Getting right to the point Justice Samuel Alito wrote in his dissent to the majority opinion “Today’s decision usurps the Constitutional right of the people to decide whether to keep or alter the traditional understanding of marriage, the decision will also have other important consequences” he then writes these words of clear warning: “It will be used to vilify Americans who are unwilling to assent to the new ‘orthodoxy’” Once again we are not talking about someone on the margins of American political life, we’re talking about a sitting Justice of the United States Supreme Court saying that this judgement will be used to vilify Americans who are unwilling to assent to the new orthodoxy. And not only was it said by Justice Alito, it was said by Justice Thomas, it was said by Justice Scalia, it was said by the Chief Justice of the United States- John G. Roberts Jnr. All four of those Justices, three associate Justices, and the Chief Justice of the United States have told us that this decision handed down today will be used to vilify those who will not join the new moral orthodoxy. Further words of warning from Justice Alito included these:

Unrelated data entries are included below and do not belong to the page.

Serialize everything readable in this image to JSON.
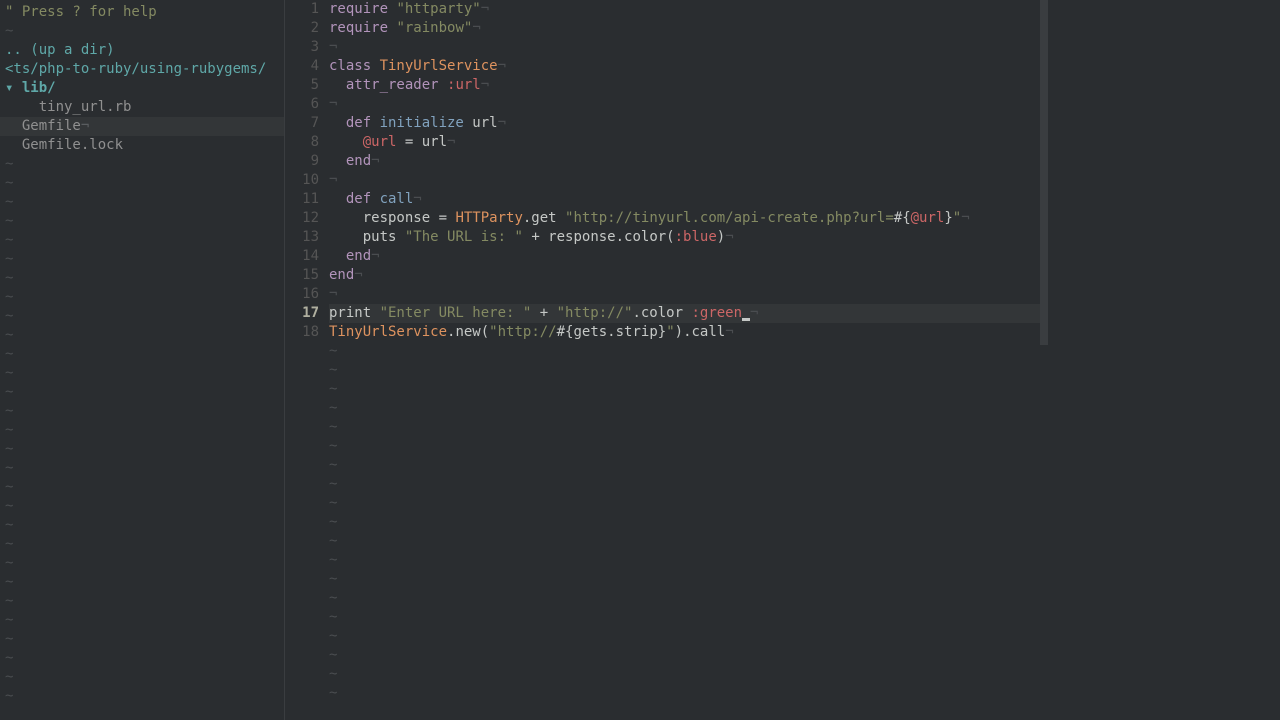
{
  "sidebar": {
    "help": "\" Press ? for help",
    "up_dir": ".. (up a dir)",
    "path": "<ts/php-to-ruby/using-rubygems/",
    "folder": {
      "arrow": "▾",
      "name": "lib/"
    },
    "files": {
      "tiny_url": "tiny_url.rb",
      "gemfile": "Gemfile",
      "gemfile_eol": "¬",
      "gemfile_lock": "Gemfile.lock"
    }
  },
  "gutter": {
    "l1": "1",
    "l2": "2",
    "l3": "3",
    "l4": "4",
    "l5": "5",
    "l6": "6",
    "l7": "7",
    "l8": "8",
    "l9": "9",
    "l10": "10",
    "l11": "11",
    "l12": "12",
    "l13": "13",
    "l14": "14",
    "l15": "15",
    "l16": "16",
    "l17": "17",
    "l18": "18"
  },
  "code": {
    "l1": {
      "kw": "require",
      "str": " \"httparty\"",
      "eol": "¬"
    },
    "l2": {
      "kw": "require",
      "str": " \"rainbow\"",
      "eol": "¬"
    },
    "l3": {
      "eol": "¬"
    },
    "l4": {
      "kw": "class ",
      "cls": "TinyUrlService",
      "eol": "¬"
    },
    "l5": {
      "pad": "  ",
      "kw": "attr_reader ",
      "sym": ":url",
      "eol": "¬"
    },
    "l6": {
      "eol": "¬"
    },
    "l7": {
      "pad": "  ",
      "kw": "def ",
      "fn": "initialize",
      "args": " url",
      "eol": "¬"
    },
    "l8": {
      "pad": "    ",
      "ivar": "@url",
      "rest": " = url",
      "eol": "¬"
    },
    "l9": {
      "pad": "  ",
      "kw": "end",
      "eol": "¬"
    },
    "l10": {
      "eol": "¬"
    },
    "l11": {
      "pad": "  ",
      "kw": "def ",
      "fn": "call",
      "eol": "¬"
    },
    "l12": {
      "pad": "    ",
      "p1": "response = ",
      "cls": "HTTParty",
      "p2": ".get ",
      "s1": "\"http://tinyurl.com/api-create.php?url=",
      "interp_o": "#{",
      "ivar": "@url",
      "interp_c": "}",
      "s2": "\"",
      "eol": "¬"
    },
    "l13": {
      "pad": "    ",
      "p1": "puts ",
      "s1": "\"The URL is: \"",
      "p2": " + response.color(",
      "sym": ":blue",
      "p3": ")",
      "eol": "¬"
    },
    "l14": {
      "pad": "  ",
      "kw": "end",
      "eol": "¬"
    },
    "l15": {
      "kw": "end",
      "eol": "¬"
    },
    "l16": {
      "eol": "¬"
    },
    "l17": {
      "p1": "print ",
      "s1": "\"Enter URL here: \"",
      "p2": " + ",
      "s2": "\"http://\"",
      "p3": ".color ",
      "sym": ":green",
      "eol": "¬"
    },
    "l18": {
      "cls": "TinyUrlService",
      "p1": ".new(",
      "s1": "\"http://",
      "interp_o": "#{",
      "p2": "gets.strip",
      "interp_c": "}",
      "s2": "\"",
      "p3": ").call",
      "eol": "¬"
    }
  },
  "current_line": 17,
  "tilde": "~"
}
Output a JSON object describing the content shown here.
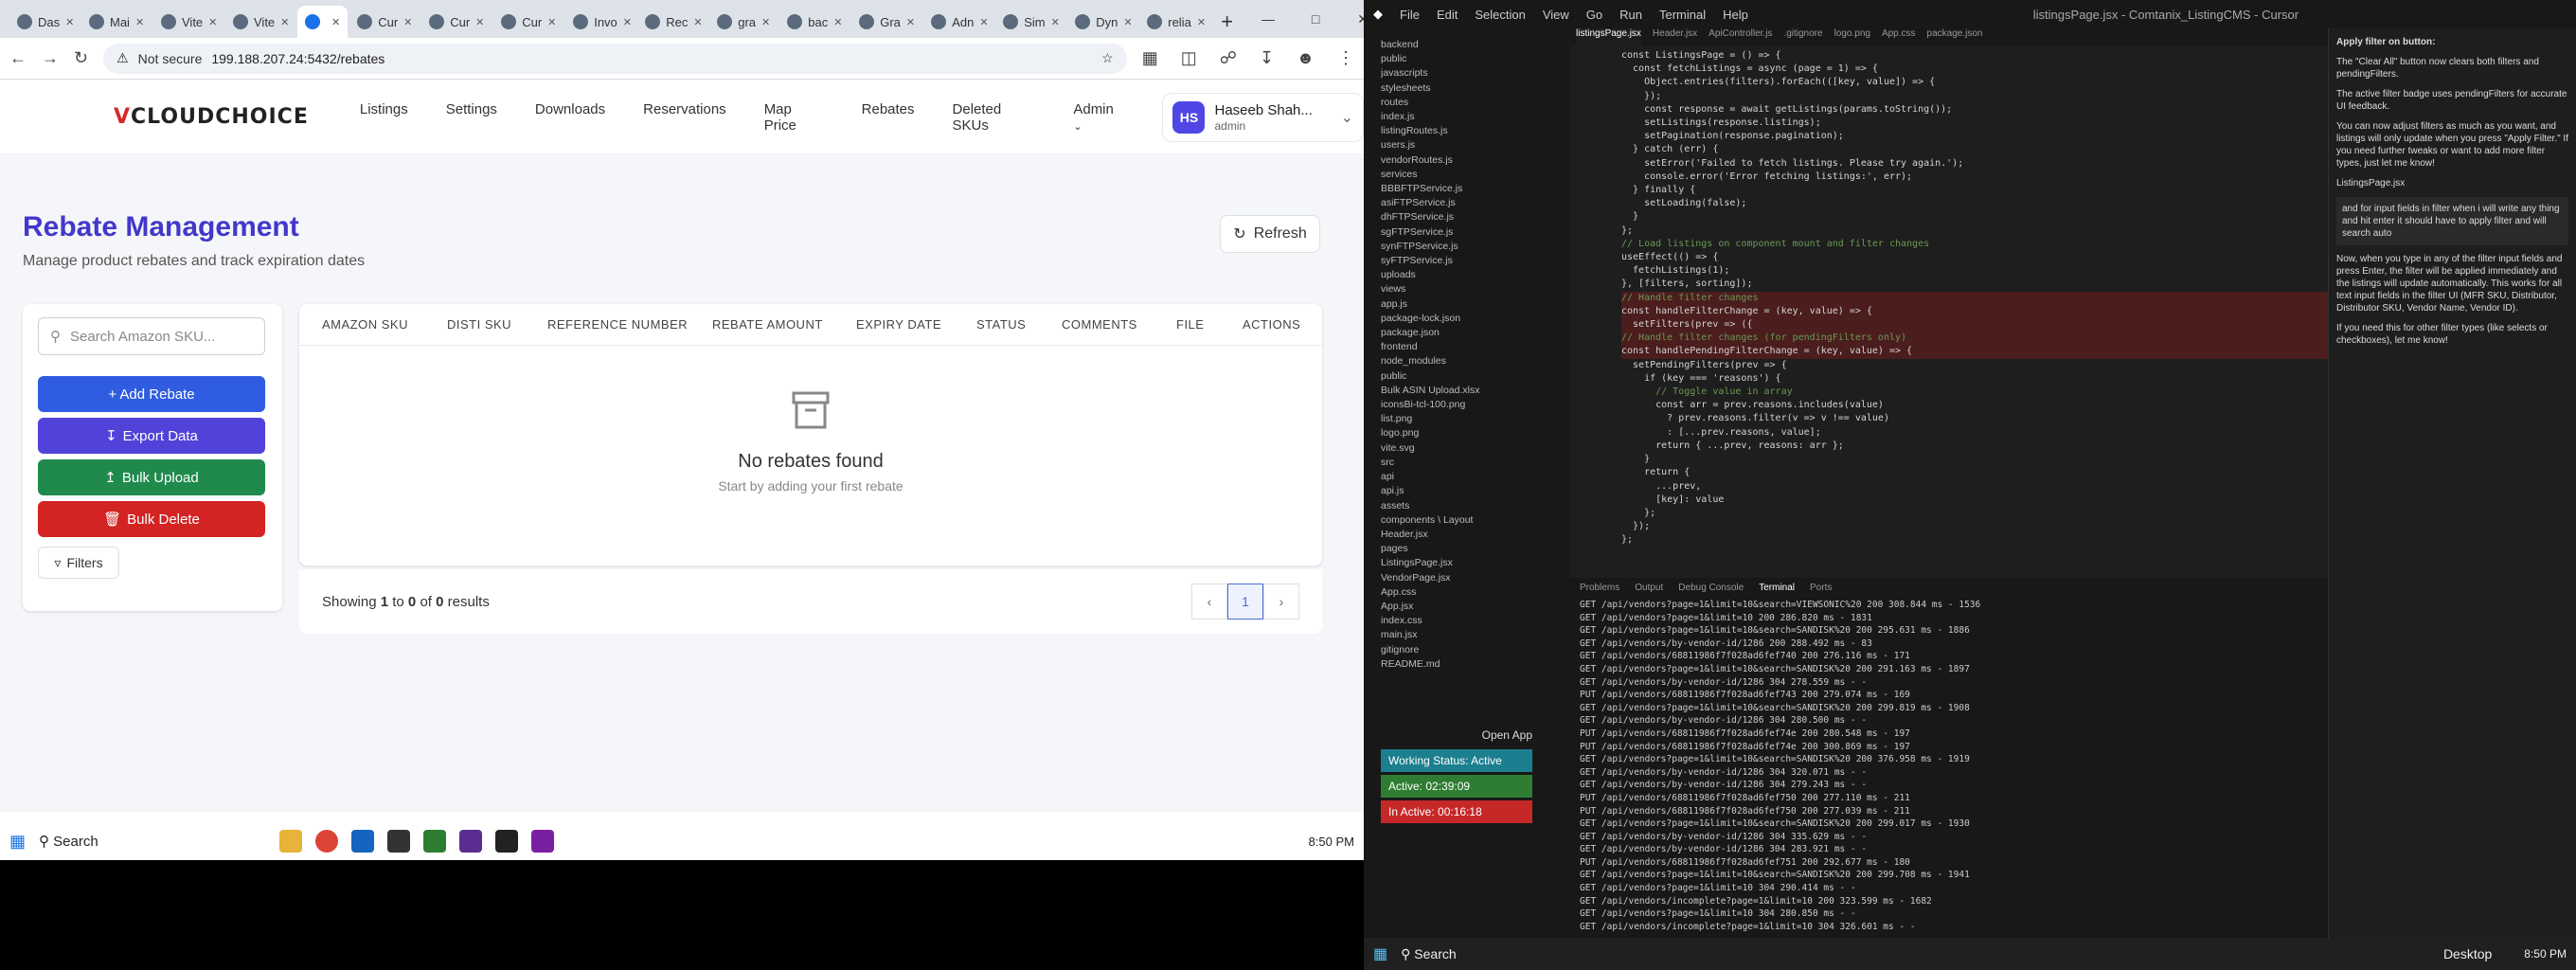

”Today’s decision will also have a fundamental effect on this court in its ability to uphold the rule of law. If a bare majority of Justices can invent a new right and impose that right on the rest of the country the only real limit on what future majorities will be able to do, is their own sense of what those with political power and cultural influence are willing to tolerate.”
He then says:” Even enthusiastic supporters of same sex marriage should worry about the scope of the power that today's majority claims” Even in the days leading up to the release of today's decision it was interesting that many in the mainstream secular media all of a sudden began publicly to acknowledge the inevitable conflict between same sex marriage and religious liberty. Justice Thomas in his dissent wrote these words: “In our society marriage is not simply a governmental institution it is a religious institution as well, today’s decision might change the former but it cannot change the latter. It appears all but inevitable” wrote Justice Thomas,”that the two will come into conflict, particularly as individuals and churches are confronted with demands to participate in and endorse civil marriages between same sex couples.” Justice Thomas then wrote: “The majority appears unmoved by that inevitability, it makes only a weak gesture towards religious liberty in a single paragraph”